EXERCISE OBJECTIVE:
Given the listing below, the answer must be only the number of lines containing the string "this".

PROVIDED INFORMATION:
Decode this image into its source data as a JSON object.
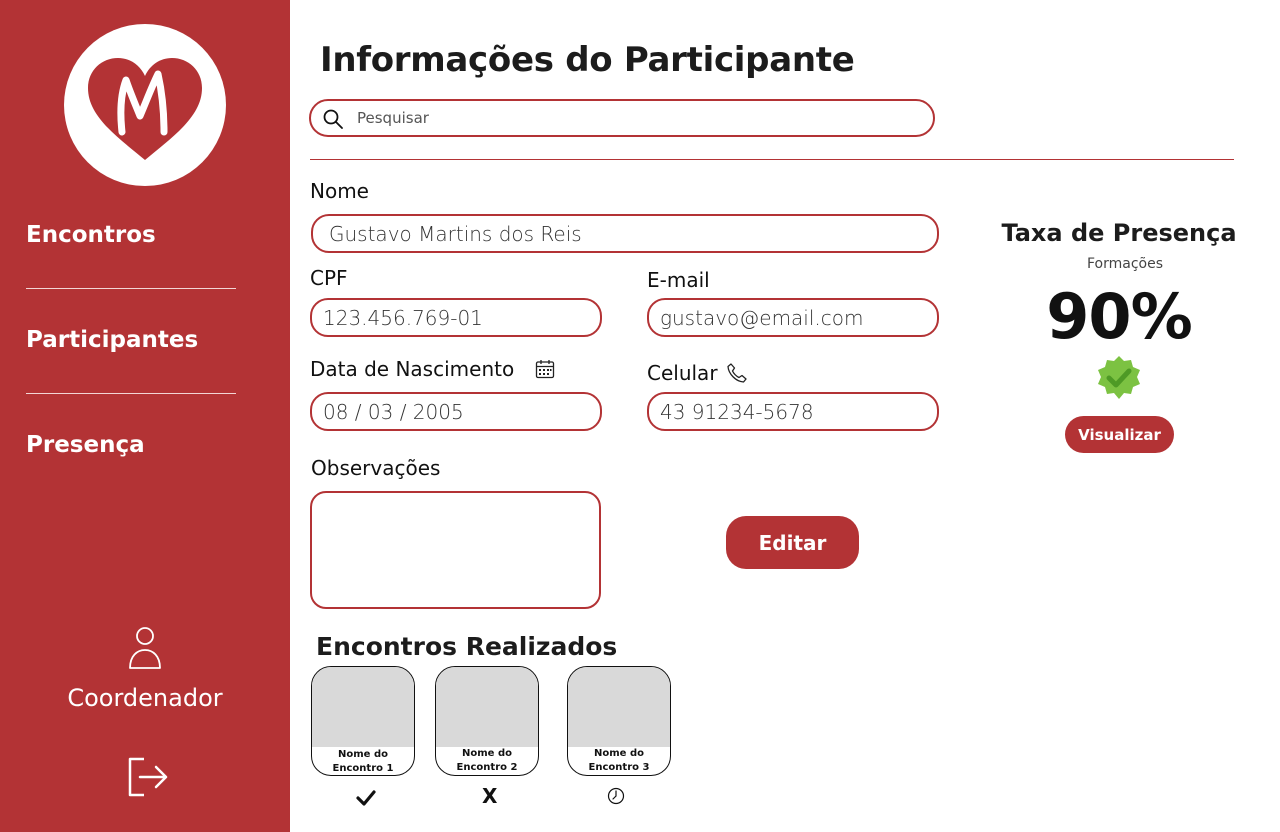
{
  "sidebar": {
    "logo_letter": "M",
    "items": [
      {
        "label": "Encontros"
      },
      {
        "label": "Participantes"
      },
      {
        "label": "Presença"
      }
    ],
    "user_label": "Coordenador",
    "colors": {
      "background": "#b33335",
      "text": "#ffffff"
    }
  },
  "main": {
    "title": "Informações do Participante",
    "search": {
      "placeholder": "Pesquisar"
    },
    "form": {
      "nome": {
        "label": "Nome",
        "value": "Gustavo Martins dos Reis"
      },
      "cpf": {
        "label": "CPF",
        "value": "123.456.769-01"
      },
      "email": {
        "label": "E-mail",
        "value": "gustavo@email.com"
      },
      "nascimento": {
        "label": "Data de Nascimento",
        "value": "08 / 03 / 2005"
      },
      "celular": {
        "label": "Celular",
        "value": "43 91234-5678"
      },
      "observacoes": {
        "label": "Observações",
        "value": ""
      }
    },
    "edit_label": "Editar"
  },
  "presence": {
    "title": "Taxa de Presença",
    "subtitle": "Formações",
    "value": "90%",
    "badge_color": "#7cc242",
    "view_label": "Visualizar"
  },
  "encontros": {
    "title": "Encontros Realizados",
    "cards": [
      {
        "name_line1": "Nome do",
        "name_line2": "Encontro 1",
        "status": "check-icon"
      },
      {
        "name_line1": "Nome do",
        "name_line2": "Encontro 2",
        "status": "x-icon",
        "status_text": "X"
      },
      {
        "name_line1": "Nome do",
        "name_line2": "Encontro 3",
        "status": "clock-icon"
      }
    ]
  },
  "accent_color": "#b33335"
}
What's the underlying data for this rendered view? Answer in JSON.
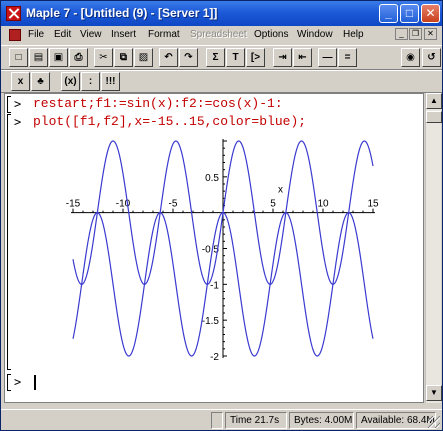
{
  "window": {
    "title": "Maple 7 - [Untitled (9) - [Server 1]]"
  },
  "menu": [
    {
      "label": "File",
      "disabled": false
    },
    {
      "label": "Edit",
      "disabled": false
    },
    {
      "label": "View",
      "disabled": false
    },
    {
      "label": "Insert",
      "disabled": false
    },
    {
      "label": "Format",
      "disabled": false
    },
    {
      "label": "Spreadsheet",
      "disabled": true
    },
    {
      "label": "Options",
      "disabled": false
    },
    {
      "label": "Window",
      "disabled": false
    },
    {
      "label": "Help",
      "disabled": false
    }
  ],
  "toolbar1": [
    {
      "name": "new-document-icon",
      "glyph": "□"
    },
    {
      "name": "open-folder-icon",
      "glyph": "▤"
    },
    {
      "name": "save-icon",
      "glyph": "▣"
    },
    {
      "name": "print-icon",
      "glyph": "⎙"
    },
    {
      "name": "cut-icon",
      "glyph": "✂"
    },
    {
      "name": "copy-icon",
      "glyph": "⧉"
    },
    {
      "name": "paste-icon",
      "glyph": "▨"
    },
    {
      "name": "undo-icon",
      "glyph": "↶"
    },
    {
      "name": "redo-icon",
      "glyph": "↷"
    },
    {
      "name": "math-input-icon",
      "glyph": "Σ"
    },
    {
      "name": "text-input-icon",
      "glyph": "T"
    },
    {
      "name": "insert-prompt-icon",
      "glyph": "[>"
    },
    {
      "name": "section-indent-icon",
      "glyph": "⇥"
    },
    {
      "name": "section-outdent-icon",
      "glyph": "⇤"
    },
    {
      "name": "zoom-in-icon",
      "glyph": "—"
    },
    {
      "name": "zoom-out-icon",
      "glyph": "="
    },
    {
      "name": "stop-icon",
      "glyph": "◉"
    },
    {
      "name": "restart-icon",
      "glyph": "↺"
    }
  ],
  "toolbar2": [
    {
      "name": "execute-icon",
      "glyph": "x"
    },
    {
      "name": "debug-icon",
      "glyph": "♣"
    },
    {
      "name": "expression-icon",
      "glyph": "(x)"
    },
    {
      "name": "colon-icon",
      "glyph": ":"
    },
    {
      "name": "execute-all-icon",
      "glyph": "!!!"
    }
  ],
  "worksheet": {
    "prompt_symbol": ">",
    "commands": [
      "restart;f1:=sin(x):f2:=cos(x)-1:",
      "plot([f1,f2],x=-15..15,color=blue);"
    ]
  },
  "chart_data": {
    "type": "line",
    "series": [
      {
        "expression": "sin(x)",
        "color": "#3a3ad0"
      },
      {
        "expression": "cos(x)-1",
        "color": "#3a3ad0"
      }
    ],
    "xlim": [
      -15,
      15
    ],
    "ylim": [
      -2,
      1
    ],
    "xlabel": "x",
    "x_ticks": [
      {
        "value": -15,
        "label": "-15"
      },
      {
        "value": -10,
        "label": "-10"
      },
      {
        "value": -5,
        "label": "-5"
      },
      {
        "value": 5,
        "label": "5"
      },
      {
        "value": 10,
        "label": "10"
      },
      {
        "value": 15,
        "label": "15"
      }
    ],
    "y_ticks": [
      {
        "value": 0.5,
        "label": "0.5"
      },
      {
        "value": -0.5,
        "label": "-0.5"
      },
      {
        "value": -1,
        "label": "-1"
      },
      {
        "value": -1.5,
        "label": "-1.5"
      },
      {
        "value": -2,
        "label": "-2"
      }
    ],
    "grid": false
  },
  "status": {
    "time": "Time  21.7s",
    "bytes": "Bytes: 4.00M",
    "available": "Available: 68.4M"
  }
}
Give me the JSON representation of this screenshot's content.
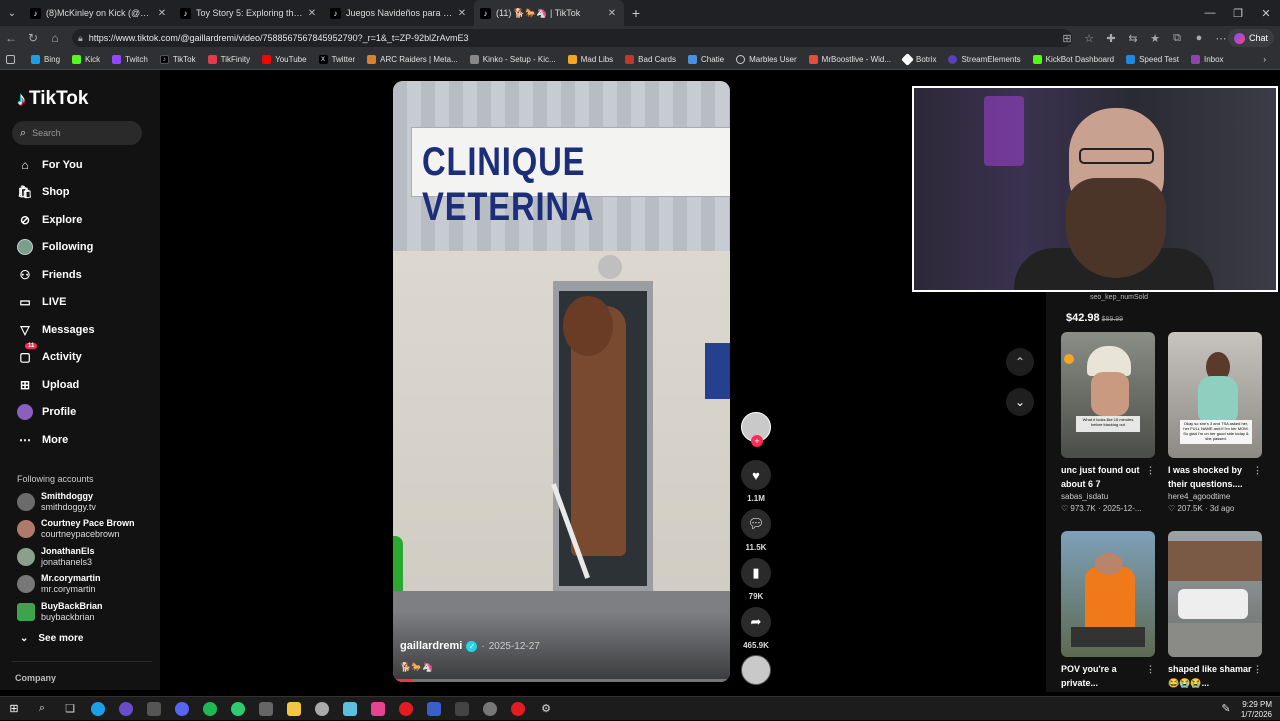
{
  "browser": {
    "tabs": [
      {
        "title": "(8)McKinley on Kick (@mckinley.tv)"
      },
      {
        "title": "Toy Story 5: Exploring the World of"
      },
      {
        "title": "Juegos Navideños para una Cena"
      },
      {
        "title": "(11) 🐕🐎🦄 | TikTok"
      }
    ],
    "url": "https://www.tiktok.com/@gaillardremi/video/7588567567845952790?_r=1&_t=ZP-92blZrAvmE3",
    "chat_label": "Chat",
    "bookmarks": [
      "Bing",
      "Kick",
      "Twitch",
      "TikTok",
      "TikFinity",
      "YouTube",
      "Twitter",
      "ARC Raiders | Meta...",
      "Kinko - Setup - Kic...",
      "Mad Libs",
      "Bad Cards",
      "Chatie",
      "Marbles User",
      "MrBoostlive - Wid...",
      "Botrix",
      "StreamElements",
      "KickBot Dashboard",
      "Speed Test",
      "Inbox"
    ]
  },
  "sidebar": {
    "logo": "TikTok",
    "search_placeholder": "Search",
    "nav": [
      {
        "label": "For You"
      },
      {
        "label": "Shop"
      },
      {
        "label": "Explore"
      },
      {
        "label": "Following"
      },
      {
        "label": "Friends"
      },
      {
        "label": "LIVE"
      },
      {
        "label": "Messages"
      },
      {
        "label": "Activity",
        "badge": "11"
      },
      {
        "label": "Upload"
      },
      {
        "label": "Profile"
      },
      {
        "label": "More"
      }
    ],
    "following_title": "Following accounts",
    "accounts": [
      {
        "name": "Smithdoggy",
        "handle": "smithdoggy.tv"
      },
      {
        "name": "Courtney Pace Brown",
        "handle": "courtneypacebrown"
      },
      {
        "name": "JonathanEls",
        "handle": "jonathanels3"
      },
      {
        "name": "Mr.corymartin",
        "handle": "mr.corymartin"
      },
      {
        "name": "BuyBackBrian",
        "handle": "buybackbrian"
      }
    ],
    "see_more": "See more",
    "company": "Company"
  },
  "video": {
    "sign_text": "CLINIQUE VETERINA",
    "username": "gaillardremi",
    "date": "2025-12-27",
    "caption": "🐕🐎🦄",
    "progress": 0.06
  },
  "actions": {
    "likes": "1.1M",
    "comments": "11.5K",
    "saves": "79K",
    "shares": "465.9K"
  },
  "promo": {
    "name": "seo_kep_numSold",
    "price": "$42.98",
    "old_price": "$89.99"
  },
  "cards": [
    {
      "title": "unc just found out about 6 7",
      "author": "sabas_isdatu",
      "likes": "973.7K",
      "date": "2025-12-...",
      "overlay": "What it looks like 15 minutes before blacking out"
    },
    {
      "title": "I was shocked by their questions....",
      "author": "here4_agoodtime",
      "likes": "207.5K",
      "date": "3d ago",
      "overlay": "Okay so she's 3 and TSA asked her, her FULL NAME and if I'm her MOM. So glad I'm on her good side today & she passed."
    },
    {
      "title": "POV you're a private...",
      "author": "",
      "likes": "",
      "date": "",
      "overlay": ""
    },
    {
      "title": "shaped like shamar 😂😭😭...",
      "author": "",
      "likes": "",
      "date": "",
      "overlay": ""
    }
  ],
  "taskbar": {
    "time": "9:29 PM",
    "date": "1/7/2026"
  },
  "colors": {
    "accent": "#fe2c55",
    "verified": "#20d5ec",
    "sidebar_bg": "#121212"
  }
}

PROBLEM SOLUTION:
3